Keyword search on "VLAN": report each line of the records that contains it.
= = = = = = =
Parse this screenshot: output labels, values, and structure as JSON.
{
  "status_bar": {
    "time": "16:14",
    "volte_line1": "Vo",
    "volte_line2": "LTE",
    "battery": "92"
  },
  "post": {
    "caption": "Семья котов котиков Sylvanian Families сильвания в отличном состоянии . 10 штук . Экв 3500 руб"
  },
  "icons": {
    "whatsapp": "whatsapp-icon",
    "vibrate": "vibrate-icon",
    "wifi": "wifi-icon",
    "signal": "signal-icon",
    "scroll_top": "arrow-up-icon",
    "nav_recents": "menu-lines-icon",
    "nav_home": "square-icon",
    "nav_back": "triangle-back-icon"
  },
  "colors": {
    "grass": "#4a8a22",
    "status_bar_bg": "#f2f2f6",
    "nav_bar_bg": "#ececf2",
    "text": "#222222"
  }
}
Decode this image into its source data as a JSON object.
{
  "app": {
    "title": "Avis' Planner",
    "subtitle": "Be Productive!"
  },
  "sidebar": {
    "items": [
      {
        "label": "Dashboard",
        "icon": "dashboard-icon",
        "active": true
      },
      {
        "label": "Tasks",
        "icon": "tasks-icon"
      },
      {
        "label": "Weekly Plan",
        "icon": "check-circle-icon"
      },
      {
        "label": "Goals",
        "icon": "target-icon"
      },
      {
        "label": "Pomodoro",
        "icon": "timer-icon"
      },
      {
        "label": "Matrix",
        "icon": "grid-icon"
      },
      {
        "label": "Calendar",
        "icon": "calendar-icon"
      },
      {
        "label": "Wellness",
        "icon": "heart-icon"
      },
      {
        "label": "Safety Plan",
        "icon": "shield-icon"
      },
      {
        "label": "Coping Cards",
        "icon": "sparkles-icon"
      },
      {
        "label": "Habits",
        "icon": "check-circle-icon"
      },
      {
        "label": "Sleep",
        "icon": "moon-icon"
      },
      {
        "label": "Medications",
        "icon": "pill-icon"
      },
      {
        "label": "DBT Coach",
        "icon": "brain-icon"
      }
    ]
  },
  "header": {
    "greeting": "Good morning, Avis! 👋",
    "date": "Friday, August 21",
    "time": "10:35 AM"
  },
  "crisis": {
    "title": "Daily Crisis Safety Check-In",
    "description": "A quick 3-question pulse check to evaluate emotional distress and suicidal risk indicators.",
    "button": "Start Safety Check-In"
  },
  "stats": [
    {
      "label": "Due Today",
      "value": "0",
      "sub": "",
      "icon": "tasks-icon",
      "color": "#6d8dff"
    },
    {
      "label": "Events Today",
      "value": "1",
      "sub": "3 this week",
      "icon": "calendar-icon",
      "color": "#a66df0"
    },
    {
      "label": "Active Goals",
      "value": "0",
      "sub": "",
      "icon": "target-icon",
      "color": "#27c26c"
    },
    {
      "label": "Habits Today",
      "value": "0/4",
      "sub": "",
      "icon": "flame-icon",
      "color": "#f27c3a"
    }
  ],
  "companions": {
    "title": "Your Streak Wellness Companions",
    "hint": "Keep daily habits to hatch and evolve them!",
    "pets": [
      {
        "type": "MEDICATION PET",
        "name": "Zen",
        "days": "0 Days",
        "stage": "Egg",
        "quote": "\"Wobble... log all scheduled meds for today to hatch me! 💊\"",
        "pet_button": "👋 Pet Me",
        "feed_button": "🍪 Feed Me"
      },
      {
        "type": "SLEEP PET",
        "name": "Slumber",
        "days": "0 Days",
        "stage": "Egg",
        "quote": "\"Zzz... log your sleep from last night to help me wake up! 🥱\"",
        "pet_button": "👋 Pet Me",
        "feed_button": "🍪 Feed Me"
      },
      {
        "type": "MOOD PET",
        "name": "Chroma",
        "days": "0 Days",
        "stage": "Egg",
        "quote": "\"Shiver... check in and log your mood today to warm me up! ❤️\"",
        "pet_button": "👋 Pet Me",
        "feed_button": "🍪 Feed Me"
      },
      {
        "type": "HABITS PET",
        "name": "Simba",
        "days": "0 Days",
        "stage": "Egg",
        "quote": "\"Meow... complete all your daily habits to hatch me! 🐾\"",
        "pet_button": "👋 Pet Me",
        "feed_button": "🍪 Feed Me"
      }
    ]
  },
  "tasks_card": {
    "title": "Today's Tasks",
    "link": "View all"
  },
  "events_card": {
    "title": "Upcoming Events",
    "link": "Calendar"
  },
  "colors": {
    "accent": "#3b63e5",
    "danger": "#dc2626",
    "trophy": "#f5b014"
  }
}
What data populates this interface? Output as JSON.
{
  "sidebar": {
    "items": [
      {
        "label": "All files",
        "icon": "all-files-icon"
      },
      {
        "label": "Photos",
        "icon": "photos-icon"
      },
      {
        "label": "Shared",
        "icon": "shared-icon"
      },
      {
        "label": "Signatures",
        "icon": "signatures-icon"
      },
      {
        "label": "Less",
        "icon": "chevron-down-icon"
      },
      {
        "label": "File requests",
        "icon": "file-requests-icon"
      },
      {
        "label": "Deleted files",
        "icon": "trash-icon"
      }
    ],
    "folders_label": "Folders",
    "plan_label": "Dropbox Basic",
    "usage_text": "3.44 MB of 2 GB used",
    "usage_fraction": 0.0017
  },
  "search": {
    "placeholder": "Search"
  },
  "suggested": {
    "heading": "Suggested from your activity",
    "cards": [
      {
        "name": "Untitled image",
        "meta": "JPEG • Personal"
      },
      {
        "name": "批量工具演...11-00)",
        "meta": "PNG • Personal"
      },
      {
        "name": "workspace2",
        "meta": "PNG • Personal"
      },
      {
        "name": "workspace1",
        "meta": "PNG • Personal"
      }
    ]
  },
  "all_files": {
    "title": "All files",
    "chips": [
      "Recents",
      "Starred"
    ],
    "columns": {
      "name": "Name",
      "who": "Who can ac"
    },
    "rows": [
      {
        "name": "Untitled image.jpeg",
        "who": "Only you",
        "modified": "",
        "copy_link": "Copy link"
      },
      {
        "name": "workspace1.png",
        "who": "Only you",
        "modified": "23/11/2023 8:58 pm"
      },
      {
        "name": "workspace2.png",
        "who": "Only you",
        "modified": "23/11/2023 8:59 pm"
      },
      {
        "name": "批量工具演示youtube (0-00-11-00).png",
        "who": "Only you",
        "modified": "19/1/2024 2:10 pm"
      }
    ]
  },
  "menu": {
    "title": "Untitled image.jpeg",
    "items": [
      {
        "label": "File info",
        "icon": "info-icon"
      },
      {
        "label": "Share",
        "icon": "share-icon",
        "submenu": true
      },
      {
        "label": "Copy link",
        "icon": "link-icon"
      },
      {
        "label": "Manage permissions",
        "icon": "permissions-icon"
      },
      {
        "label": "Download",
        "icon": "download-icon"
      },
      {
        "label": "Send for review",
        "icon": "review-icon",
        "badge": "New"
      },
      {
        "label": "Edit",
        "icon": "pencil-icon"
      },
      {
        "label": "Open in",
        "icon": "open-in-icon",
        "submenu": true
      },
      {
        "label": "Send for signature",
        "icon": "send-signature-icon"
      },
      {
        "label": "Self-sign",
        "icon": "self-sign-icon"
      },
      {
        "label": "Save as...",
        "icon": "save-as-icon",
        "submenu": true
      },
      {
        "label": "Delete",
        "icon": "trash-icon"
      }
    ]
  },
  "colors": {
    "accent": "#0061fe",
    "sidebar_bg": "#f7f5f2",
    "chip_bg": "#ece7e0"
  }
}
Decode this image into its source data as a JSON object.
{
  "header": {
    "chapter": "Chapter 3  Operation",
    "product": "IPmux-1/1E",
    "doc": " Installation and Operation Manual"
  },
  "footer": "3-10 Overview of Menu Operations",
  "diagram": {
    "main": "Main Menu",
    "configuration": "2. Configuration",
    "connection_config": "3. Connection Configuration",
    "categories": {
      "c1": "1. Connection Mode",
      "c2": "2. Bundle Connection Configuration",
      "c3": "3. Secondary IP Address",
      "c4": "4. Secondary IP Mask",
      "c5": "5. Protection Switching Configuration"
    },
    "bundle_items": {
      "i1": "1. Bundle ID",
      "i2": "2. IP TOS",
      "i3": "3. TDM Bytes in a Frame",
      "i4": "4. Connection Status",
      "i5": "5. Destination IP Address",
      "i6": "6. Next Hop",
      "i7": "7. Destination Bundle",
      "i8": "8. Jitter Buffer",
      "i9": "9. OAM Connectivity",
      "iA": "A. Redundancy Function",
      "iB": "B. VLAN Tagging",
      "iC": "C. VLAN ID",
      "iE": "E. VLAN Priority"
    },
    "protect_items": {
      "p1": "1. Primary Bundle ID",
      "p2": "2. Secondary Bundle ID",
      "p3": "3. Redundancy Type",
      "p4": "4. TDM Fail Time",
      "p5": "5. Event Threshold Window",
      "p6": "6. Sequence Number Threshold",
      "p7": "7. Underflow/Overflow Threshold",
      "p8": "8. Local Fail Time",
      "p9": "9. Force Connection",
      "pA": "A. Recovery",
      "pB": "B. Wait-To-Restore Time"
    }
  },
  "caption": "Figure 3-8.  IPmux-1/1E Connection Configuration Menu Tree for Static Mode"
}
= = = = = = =
• **Result**:
      "iB": "B. VLAN Tagging",
      "iC": "C. VLAN ID",
      "iE": "E. VLAN Priority"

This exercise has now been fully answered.